Excerpts from an interface dataset:

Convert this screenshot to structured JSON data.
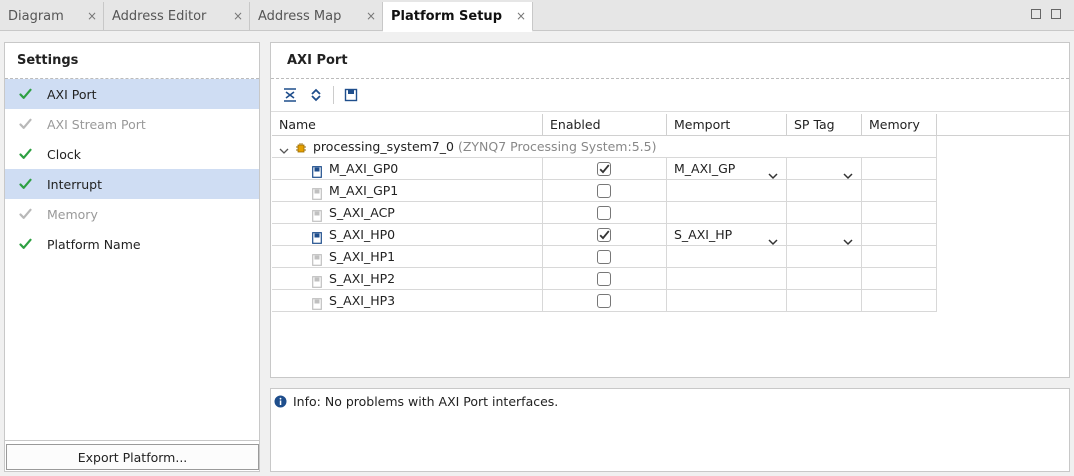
{
  "tabs": [
    {
      "label": "Diagram",
      "active": false
    },
    {
      "label": "Address Editor",
      "active": false
    },
    {
      "label": "Address Map",
      "active": false
    },
    {
      "label": "Platform Setup",
      "active": true
    }
  ],
  "close_glyph": "×",
  "settings": {
    "title": "Settings",
    "items": [
      {
        "label": "AXI Port",
        "enabled": true,
        "selected": true
      },
      {
        "label": "AXI Stream Port",
        "enabled": false,
        "selected": false
      },
      {
        "label": "Clock",
        "enabled": true,
        "selected": false
      },
      {
        "label": "Interrupt",
        "enabled": true,
        "selected": true
      },
      {
        "label": "Memory",
        "enabled": false,
        "selected": false
      },
      {
        "label": "Platform Name",
        "enabled": true,
        "selected": false
      }
    ],
    "export_button": "Export Platform..."
  },
  "axi_port": {
    "title": "AXI Port",
    "columns": [
      "Name",
      "Enabled",
      "Memport",
      "SP Tag",
      "Memory"
    ],
    "parent": {
      "name": "processing_system7_0",
      "detail": "(ZYNQ7 Processing System:5.5)"
    },
    "rows": [
      {
        "name": "M_AXI_GP0",
        "enabled": true,
        "memport": "M_AXI_GP",
        "sptag": ""
      },
      {
        "name": "M_AXI_GP1",
        "enabled": false,
        "memport": "",
        "sptag": ""
      },
      {
        "name": "S_AXI_ACP",
        "enabled": false,
        "memport": "",
        "sptag": ""
      },
      {
        "name": "S_AXI_HP0",
        "enabled": true,
        "memport": "S_AXI_HP",
        "sptag": ""
      },
      {
        "name": "S_AXI_HP1",
        "enabled": false,
        "memport": "",
        "sptag": ""
      },
      {
        "name": "S_AXI_HP2",
        "enabled": false,
        "memport": "",
        "sptag": ""
      },
      {
        "name": "S_AXI_HP3",
        "enabled": false,
        "memport": "",
        "sptag": ""
      }
    ]
  },
  "info": {
    "message": "Info: No problems with AXI Port interfaces."
  },
  "colors": {
    "check_enabled": "#2ea043",
    "check_disabled": "#b8b8b8",
    "selection": "#cfddf3",
    "info_icon": "#1f4e8c"
  }
}
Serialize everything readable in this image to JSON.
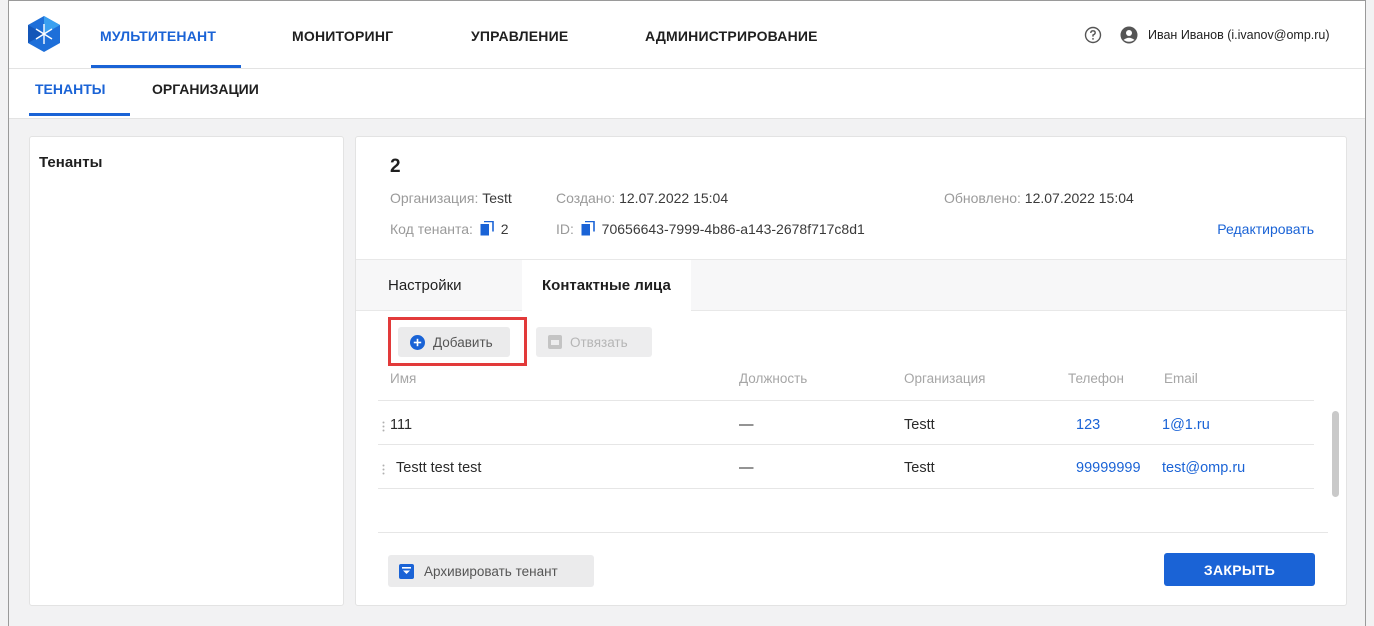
{
  "topnav": {
    "items": [
      {
        "label": "МУЛЬТИТЕНАНТ",
        "active": true
      },
      {
        "label": "МОНИТОРИНГ",
        "active": false
      },
      {
        "label": "УПРАВЛЕНИЕ",
        "active": false
      },
      {
        "label": "АДМИНИСТРИРОВАНИЕ",
        "active": false
      }
    ],
    "user_name": "Иван Иванов (i.ivanov@omp.ru)",
    "accent_color": "#1a63d6"
  },
  "subnav": {
    "items": [
      {
        "label": "ТЕНАНТЫ",
        "active": true
      },
      {
        "label": "ОРГАНИЗАЦИИ",
        "active": false
      }
    ]
  },
  "left_panel": {
    "title": "Тенанты"
  },
  "tenant": {
    "name": "2",
    "org_label": "Организация:",
    "org_value": "Testt",
    "created_label": "Создано:",
    "created_value": "12.07.2022 15:04",
    "updated_label": "Обновлено:",
    "updated_value": "12.07.2022 15:04",
    "code_label": "Код тенанта:",
    "code_value": "2",
    "id_label": "ID:",
    "id_value": "70656643-7999-4b86-a143-2678f717c8d1",
    "edit_label": "Редактировать"
  },
  "tabs": [
    {
      "label": "Настройки",
      "active": false
    },
    {
      "label": "Контактные лица",
      "active": true
    }
  ],
  "toolbar": {
    "add_label": "Добавить",
    "unbind_label": "Отвязать"
  },
  "table": {
    "columns": [
      "Имя",
      "Должность",
      "Организация",
      "Телефон",
      "Email"
    ],
    "rows": [
      {
        "name": "111",
        "position": "—",
        "organization": "Testt",
        "phone": "123",
        "email": "1@1.ru"
      },
      {
        "name": "Testt test test",
        "position": "—",
        "organization": "Testt",
        "phone": "99999999",
        "email": "test@omp.ru"
      }
    ]
  },
  "footer": {
    "archive_label": "Архивировать тенант",
    "close_label": "ЗАКРЫТЬ"
  }
}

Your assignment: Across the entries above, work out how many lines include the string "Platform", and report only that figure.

Problem solution: 3